In addition to Treasury’s expressly identified populations, a recipient may identify classes of households, communities, small businesses, nonprofits, or populations that have experienced a disproportionate impact based on academic research or government research publications, through analysis of their own data, or through analysis of other existing data sources.[3] To augment their analysis, or when quantitative data is not readily available, a recipient may also consider qualitative sources like resident interviews or feedback from relevant state and local agencies, such as public health departments or social services departments.[4] In either case, a recipient should consider the quality of the research, data, and applicability of analysis to their determination.[5]  

Moreover, the Final Rule indicates the following:

Recipients may also designate a class of small businesses that experienced a negative economic impact or disproportionate negative economic impact (e.g., microbusinesses, small businesses in certain economic sectors), design an intervention to fit the impact, and document that the individual entity is a member of the class.[6]

For example, a recipient could consider designating businesses qualifying as Minority Business Enterprises (“MBE”) within a disproportionately impacted class, so long as the recipient tailors the intervention to address the negative impact of the pandemic and documents the subrecipient as a member of the designated MBE class.

In addition, CSLFRF funds are subject to the Uniform Administrative Requirements, Cost Principles, and Audit Requirements for Federal Awards (2 CFR Part 200 or “Uniform Guidance”).[7] Under the Uniform Guidance, a recipient must take all necessary affirmative steps to assure that minority businesses, women’s business enterprises, and labor surplus area firms are used when possible.[8] The Uniform Guidance also requires recipients to comply with their state and local laws and regulations.[9]

Last Updated: April 12, 2022

[1] Treas.
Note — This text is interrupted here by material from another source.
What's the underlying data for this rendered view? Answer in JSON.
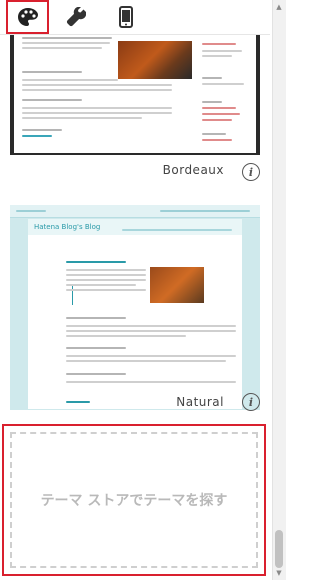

Reg. 31 CFR Part 35 at 5-6, available at: https://home.treasury.gov/system/files/136/SLFRF-Final-Rule.pdf.

[2] Treas. Reg. 31 CFR Part 35 at 6, available at: https://home.treasury.gov/system/files/136/SLFRF-Final-Rule.pdf; see also id., at 37-42 (identifying specific programs and factors giving rise to a presumption of disproportionate impact).

[3] Id., at 43-45.

[4] Id., at 45.

[5] Id.

[6] Id., at 148.

[7] Id., at 373.